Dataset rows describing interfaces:
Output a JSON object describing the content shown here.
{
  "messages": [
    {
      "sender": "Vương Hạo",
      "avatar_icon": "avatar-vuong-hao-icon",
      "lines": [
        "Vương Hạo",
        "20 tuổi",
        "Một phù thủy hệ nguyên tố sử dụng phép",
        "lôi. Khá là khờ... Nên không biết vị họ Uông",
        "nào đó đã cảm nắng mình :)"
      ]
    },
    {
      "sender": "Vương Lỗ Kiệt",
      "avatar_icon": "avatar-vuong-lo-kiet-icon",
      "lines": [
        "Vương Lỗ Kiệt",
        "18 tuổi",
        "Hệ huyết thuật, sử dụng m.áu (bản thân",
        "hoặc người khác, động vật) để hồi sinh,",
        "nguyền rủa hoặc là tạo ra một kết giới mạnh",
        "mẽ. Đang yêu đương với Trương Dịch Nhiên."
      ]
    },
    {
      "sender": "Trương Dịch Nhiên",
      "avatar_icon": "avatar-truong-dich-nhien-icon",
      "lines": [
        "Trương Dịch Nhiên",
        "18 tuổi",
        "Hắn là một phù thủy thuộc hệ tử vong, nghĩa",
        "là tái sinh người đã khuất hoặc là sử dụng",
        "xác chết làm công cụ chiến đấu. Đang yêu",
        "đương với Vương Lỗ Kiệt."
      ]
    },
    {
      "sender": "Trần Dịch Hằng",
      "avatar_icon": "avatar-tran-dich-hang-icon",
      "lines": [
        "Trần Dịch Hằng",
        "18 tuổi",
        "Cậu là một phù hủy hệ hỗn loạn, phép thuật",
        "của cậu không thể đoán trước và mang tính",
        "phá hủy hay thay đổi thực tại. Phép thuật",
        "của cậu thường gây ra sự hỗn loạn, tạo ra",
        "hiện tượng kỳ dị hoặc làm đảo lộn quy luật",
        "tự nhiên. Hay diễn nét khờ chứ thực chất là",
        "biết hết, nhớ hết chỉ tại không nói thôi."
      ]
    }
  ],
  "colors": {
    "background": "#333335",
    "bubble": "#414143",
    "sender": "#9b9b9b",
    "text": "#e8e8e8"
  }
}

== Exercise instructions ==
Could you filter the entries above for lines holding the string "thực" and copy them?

== Task response ==
        "phá hủy hay thay đổi thực tại. Phép thuật",
        "tự nhiên. Hay diễn nét khờ chứ thực chất là",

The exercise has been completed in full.